* **ACTIVITY**: From the following material, say how many lines have "generatedata" in them; write only the number.

= = = =

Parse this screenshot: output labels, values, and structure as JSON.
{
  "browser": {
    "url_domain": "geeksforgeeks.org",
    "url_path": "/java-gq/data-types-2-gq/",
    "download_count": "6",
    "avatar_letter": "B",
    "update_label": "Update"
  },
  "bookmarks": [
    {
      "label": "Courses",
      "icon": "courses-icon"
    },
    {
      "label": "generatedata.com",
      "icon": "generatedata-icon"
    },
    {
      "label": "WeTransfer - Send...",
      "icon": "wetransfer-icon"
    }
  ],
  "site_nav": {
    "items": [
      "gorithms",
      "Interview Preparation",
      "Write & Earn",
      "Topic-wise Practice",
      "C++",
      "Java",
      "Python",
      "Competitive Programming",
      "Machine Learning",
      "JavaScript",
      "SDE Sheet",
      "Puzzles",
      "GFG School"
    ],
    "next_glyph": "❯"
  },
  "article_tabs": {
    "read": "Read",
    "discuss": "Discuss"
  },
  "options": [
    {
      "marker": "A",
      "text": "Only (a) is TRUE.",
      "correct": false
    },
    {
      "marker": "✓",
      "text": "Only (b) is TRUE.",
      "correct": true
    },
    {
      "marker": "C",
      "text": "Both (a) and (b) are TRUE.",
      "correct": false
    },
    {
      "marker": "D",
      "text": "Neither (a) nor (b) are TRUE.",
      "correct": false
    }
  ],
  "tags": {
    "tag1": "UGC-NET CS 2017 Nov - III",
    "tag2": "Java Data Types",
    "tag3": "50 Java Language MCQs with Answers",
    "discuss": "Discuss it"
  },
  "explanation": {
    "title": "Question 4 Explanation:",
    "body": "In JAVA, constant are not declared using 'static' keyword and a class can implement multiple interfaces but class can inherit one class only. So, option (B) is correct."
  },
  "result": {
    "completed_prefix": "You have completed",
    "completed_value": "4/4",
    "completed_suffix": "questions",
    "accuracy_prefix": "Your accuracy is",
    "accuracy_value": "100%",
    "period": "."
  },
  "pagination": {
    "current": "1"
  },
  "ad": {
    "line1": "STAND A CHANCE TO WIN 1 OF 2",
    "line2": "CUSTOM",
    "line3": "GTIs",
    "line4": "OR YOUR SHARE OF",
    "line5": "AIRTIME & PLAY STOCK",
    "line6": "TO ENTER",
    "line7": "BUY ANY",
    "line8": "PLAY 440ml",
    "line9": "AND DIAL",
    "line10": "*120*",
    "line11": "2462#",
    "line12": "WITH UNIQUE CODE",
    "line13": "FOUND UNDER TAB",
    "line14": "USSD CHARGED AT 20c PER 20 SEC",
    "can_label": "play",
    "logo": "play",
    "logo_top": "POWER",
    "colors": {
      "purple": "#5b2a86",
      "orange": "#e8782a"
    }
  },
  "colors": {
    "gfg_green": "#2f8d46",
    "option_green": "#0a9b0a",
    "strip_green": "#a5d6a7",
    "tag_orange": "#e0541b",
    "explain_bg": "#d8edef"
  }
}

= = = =

* **SOLUTION FOR THIS TASK**: 2